Typesetting, desktop publishing, IT. Whatever the description, it’s all about formatting text ready for printing. What sets apart multilingual typesetting is knowing how various languages behave on the page, their special features and their look.
Yes, languages have personalities of their own! For example, the Thai language has no breaks between words. Middle Eastern languages such as Arabic and Farsi read from right to left and so the page layout must be flipped. Somali translations can occupy up to 10% more space than English; Chinese translations can take up to 15% less space than English. If a Vietnamese word contains more than six letters, you know something’s wrong.
The list goes on and only years of working with languages will inform you of the things to look out for when working on multilingual setting.
That’s why you need a company that has over 23 years of experience in translating and multilingual typesetting. Language Australis typesetters have keen eyes and an innate sense of what works and what doesn’t in different languages.
Our typesetters take translations supplied in Microsoft Word or other applications and weave their magic using software such as InDesign, Adobe Illustrator, Adobe Photoshop and Quark Xpress. All you have to do is supply us with the English artwork and our setters will take it from there. It couldn’t be easier.
The typesetters work closely with the translators who guide them in such areas as word and line breaks and the general anomalies of certain languages. Typesetting proofs are then reviewed and accepted by the translators before being sent to you for approval.

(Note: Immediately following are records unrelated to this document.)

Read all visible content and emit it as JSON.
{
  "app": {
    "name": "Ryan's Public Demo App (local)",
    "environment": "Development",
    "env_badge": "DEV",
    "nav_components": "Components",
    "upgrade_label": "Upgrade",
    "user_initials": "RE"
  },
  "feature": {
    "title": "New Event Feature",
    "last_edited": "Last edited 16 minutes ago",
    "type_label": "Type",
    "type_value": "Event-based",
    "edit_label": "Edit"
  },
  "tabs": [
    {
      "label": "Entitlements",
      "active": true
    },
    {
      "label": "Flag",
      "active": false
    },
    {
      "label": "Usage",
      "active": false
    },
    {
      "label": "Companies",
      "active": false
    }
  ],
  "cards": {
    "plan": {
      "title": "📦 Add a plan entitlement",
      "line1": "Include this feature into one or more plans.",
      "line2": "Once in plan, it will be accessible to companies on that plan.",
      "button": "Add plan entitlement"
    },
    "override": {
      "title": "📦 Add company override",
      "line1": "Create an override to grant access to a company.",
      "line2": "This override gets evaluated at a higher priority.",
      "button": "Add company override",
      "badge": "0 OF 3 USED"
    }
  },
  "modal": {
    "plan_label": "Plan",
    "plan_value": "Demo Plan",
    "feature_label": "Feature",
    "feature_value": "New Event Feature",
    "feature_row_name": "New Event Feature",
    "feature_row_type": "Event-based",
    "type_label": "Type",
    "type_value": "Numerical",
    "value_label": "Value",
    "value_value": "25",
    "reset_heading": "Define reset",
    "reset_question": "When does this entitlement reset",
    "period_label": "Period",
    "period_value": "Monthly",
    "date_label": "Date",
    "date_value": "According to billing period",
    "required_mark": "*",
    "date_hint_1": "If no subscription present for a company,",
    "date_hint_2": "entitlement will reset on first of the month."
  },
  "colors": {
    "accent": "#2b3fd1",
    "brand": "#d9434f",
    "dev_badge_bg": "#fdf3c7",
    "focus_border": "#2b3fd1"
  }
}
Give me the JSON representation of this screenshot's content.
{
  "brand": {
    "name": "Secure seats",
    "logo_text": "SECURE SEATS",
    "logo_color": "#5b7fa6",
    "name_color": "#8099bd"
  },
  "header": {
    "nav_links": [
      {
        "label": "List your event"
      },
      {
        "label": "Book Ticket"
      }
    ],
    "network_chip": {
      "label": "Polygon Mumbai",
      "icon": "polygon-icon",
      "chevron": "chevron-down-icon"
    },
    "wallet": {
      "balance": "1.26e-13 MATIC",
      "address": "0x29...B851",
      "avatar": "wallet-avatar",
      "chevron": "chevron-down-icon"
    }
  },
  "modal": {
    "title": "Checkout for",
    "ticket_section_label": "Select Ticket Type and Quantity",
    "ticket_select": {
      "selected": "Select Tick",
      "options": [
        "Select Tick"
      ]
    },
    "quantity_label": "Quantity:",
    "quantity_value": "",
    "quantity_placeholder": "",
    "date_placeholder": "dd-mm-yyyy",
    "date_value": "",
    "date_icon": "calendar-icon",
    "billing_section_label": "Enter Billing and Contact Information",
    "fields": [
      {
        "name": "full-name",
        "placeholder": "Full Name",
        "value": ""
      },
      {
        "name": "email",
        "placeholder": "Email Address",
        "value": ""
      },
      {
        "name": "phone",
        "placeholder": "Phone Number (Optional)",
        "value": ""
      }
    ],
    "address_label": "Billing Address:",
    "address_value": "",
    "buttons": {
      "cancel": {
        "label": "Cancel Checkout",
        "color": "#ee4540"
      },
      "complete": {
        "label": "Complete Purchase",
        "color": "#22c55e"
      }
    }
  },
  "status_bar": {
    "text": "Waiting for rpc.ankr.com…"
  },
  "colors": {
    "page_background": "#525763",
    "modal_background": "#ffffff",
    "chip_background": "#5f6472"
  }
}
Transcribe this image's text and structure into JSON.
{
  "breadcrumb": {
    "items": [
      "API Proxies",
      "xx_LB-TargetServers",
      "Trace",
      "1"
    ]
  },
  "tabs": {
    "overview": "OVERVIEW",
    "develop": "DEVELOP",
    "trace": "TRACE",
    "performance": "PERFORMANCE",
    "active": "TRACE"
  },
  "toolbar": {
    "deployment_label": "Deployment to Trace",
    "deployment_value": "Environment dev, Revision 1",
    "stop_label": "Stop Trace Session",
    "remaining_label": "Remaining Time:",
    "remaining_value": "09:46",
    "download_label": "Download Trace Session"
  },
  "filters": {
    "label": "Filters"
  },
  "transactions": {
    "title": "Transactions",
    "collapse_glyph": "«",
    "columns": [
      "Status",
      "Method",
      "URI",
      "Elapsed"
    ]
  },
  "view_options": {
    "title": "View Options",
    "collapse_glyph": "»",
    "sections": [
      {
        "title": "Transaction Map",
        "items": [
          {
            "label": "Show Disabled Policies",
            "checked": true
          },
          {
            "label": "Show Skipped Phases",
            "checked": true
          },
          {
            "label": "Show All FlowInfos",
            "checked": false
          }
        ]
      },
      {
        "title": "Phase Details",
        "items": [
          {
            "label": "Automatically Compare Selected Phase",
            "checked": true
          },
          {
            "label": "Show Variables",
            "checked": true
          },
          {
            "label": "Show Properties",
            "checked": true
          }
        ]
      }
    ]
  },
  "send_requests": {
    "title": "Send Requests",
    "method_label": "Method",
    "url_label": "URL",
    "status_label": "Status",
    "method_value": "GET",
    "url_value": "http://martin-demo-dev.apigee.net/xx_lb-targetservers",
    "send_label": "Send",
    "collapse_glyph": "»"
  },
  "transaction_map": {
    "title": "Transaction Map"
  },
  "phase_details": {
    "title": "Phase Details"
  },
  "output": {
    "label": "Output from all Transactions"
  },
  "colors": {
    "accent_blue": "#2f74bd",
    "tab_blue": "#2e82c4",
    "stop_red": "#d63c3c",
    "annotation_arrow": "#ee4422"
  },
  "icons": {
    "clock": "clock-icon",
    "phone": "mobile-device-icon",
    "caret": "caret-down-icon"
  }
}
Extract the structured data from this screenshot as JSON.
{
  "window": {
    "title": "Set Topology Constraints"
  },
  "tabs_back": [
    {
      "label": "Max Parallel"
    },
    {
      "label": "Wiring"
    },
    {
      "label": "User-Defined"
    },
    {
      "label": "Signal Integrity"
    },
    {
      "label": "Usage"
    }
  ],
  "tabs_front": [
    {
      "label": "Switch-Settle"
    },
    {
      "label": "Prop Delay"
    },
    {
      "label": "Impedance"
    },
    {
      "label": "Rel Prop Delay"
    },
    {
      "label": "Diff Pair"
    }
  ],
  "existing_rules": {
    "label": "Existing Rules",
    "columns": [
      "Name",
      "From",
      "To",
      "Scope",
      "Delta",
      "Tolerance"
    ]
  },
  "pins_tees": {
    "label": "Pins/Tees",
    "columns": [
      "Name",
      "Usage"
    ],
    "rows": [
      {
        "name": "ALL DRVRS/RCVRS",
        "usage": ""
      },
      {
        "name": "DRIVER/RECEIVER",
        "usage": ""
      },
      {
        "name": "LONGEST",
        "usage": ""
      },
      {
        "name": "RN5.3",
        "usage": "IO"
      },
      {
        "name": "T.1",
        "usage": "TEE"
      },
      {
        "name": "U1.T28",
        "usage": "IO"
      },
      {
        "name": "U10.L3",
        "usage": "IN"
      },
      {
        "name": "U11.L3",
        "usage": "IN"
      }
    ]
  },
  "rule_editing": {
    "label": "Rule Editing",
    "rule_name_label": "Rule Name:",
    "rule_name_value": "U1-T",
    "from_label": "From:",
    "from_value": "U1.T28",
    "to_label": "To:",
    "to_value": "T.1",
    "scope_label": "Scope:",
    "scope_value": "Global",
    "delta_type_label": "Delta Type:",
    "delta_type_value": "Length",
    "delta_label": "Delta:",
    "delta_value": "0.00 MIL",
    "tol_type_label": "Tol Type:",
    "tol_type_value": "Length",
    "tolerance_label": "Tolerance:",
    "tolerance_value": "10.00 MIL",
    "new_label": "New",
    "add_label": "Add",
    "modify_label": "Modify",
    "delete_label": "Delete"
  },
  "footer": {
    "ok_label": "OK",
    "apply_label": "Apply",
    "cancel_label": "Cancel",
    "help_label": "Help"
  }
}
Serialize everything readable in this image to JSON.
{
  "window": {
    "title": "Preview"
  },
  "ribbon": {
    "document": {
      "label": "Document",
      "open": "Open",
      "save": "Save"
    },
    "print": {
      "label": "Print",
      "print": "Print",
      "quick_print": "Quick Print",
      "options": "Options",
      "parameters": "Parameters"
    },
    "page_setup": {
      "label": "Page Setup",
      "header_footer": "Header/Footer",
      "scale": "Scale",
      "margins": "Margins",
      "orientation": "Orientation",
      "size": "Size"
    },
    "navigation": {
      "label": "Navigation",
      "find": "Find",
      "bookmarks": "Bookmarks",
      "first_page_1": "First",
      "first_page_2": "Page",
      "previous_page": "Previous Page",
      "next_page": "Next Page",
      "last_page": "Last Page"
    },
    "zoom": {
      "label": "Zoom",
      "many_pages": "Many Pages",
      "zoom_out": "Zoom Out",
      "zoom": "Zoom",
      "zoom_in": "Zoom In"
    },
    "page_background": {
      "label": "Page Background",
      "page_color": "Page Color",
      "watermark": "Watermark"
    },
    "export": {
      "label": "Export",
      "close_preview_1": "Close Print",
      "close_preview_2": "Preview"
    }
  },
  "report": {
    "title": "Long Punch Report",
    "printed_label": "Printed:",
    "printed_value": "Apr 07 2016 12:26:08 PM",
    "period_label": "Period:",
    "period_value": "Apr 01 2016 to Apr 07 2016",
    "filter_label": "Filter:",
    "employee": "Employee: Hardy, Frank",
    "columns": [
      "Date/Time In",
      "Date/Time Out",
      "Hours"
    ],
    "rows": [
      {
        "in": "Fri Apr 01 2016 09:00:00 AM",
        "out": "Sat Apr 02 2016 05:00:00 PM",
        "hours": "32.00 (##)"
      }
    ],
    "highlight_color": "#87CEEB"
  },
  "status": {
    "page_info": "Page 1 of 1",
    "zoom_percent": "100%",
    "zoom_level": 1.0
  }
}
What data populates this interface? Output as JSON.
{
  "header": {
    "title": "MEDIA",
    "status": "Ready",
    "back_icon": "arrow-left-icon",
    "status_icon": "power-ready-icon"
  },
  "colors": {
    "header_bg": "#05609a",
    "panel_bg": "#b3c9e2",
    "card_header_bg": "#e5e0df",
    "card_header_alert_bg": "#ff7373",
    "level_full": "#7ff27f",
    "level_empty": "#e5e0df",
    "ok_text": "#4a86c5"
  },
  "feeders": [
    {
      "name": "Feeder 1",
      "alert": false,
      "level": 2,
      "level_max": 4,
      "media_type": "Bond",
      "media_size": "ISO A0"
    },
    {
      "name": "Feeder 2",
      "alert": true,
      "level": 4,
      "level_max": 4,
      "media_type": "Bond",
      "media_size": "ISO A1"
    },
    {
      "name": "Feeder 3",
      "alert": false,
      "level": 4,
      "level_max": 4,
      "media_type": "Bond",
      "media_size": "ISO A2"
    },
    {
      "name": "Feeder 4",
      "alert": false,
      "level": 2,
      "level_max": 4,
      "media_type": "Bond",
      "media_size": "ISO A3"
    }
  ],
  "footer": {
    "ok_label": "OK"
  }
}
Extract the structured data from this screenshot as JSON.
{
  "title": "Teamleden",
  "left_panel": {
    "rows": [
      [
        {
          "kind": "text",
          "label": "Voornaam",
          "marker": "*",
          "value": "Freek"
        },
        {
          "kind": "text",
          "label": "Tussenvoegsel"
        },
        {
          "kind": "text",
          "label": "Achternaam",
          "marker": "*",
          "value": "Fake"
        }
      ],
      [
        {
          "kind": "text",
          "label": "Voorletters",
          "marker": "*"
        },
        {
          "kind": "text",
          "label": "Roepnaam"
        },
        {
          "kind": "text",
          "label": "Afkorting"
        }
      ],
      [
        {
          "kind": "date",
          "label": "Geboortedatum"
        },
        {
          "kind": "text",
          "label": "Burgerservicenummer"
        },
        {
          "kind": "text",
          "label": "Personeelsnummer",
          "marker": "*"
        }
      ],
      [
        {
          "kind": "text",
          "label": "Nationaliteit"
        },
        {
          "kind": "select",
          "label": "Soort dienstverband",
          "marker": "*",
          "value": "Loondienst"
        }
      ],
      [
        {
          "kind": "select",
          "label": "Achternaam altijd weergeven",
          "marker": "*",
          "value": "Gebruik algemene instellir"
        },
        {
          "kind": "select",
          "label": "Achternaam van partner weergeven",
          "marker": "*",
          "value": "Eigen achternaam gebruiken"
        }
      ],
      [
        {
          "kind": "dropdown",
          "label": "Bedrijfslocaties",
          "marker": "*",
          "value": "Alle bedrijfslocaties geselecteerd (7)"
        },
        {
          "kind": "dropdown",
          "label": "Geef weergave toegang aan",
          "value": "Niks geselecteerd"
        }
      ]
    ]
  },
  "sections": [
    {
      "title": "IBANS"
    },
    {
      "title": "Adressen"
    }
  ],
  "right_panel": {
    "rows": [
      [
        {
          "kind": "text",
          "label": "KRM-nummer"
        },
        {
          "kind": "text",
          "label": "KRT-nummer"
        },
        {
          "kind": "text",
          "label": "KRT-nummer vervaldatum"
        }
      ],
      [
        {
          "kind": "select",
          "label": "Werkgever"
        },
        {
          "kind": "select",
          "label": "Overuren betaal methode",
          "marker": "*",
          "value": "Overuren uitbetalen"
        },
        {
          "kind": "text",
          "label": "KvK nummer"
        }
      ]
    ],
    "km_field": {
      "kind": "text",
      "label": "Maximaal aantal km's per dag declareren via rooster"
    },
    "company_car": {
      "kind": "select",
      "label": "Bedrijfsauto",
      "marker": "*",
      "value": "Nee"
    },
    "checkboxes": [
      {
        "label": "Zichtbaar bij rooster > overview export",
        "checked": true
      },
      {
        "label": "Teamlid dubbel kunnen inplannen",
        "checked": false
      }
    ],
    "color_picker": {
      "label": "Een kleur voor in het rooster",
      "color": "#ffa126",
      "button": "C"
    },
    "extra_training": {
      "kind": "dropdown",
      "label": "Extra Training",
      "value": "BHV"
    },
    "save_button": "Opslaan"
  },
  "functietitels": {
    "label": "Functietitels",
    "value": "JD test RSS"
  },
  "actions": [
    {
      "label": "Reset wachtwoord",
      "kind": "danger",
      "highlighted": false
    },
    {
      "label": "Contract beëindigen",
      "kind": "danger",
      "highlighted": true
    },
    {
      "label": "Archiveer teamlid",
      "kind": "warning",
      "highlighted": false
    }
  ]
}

Over the years, we’ve seen great diversification in typefaces in over 100 languages. Today, it’s possible to match or come very close to matching most multilingual typefaces to the English typeface you’re using for your project. Our typeface library is extensive and our setters are happy to advise on the most suitable look for your chosen language. For example, an English heading in heavy bold may not go down as well in Traditional Chinese – the strokes of the character may be too thick and start to ‘clog up’ the character. This is where our setters step in and select a lighter bold for the benefit of your target reader.
When the multilingual artwork is complete, we’re happy for you to choose which media format you or your printer would prefer – print-ready pdfs or outlines in the original application. Alternatively, you may like us to liaise directly with your graphic artist or printer on these matters. No problem. Our aim is to make this process as smooth as possible for our clients.
Language Australis can typeset anything in the written form of any size, from a one-word traffic sign to an 80,000-word prospectus. We work quickly to meet your deadline and are determined that you’ll receive a product that is pleasing to your target readers and a delight to you.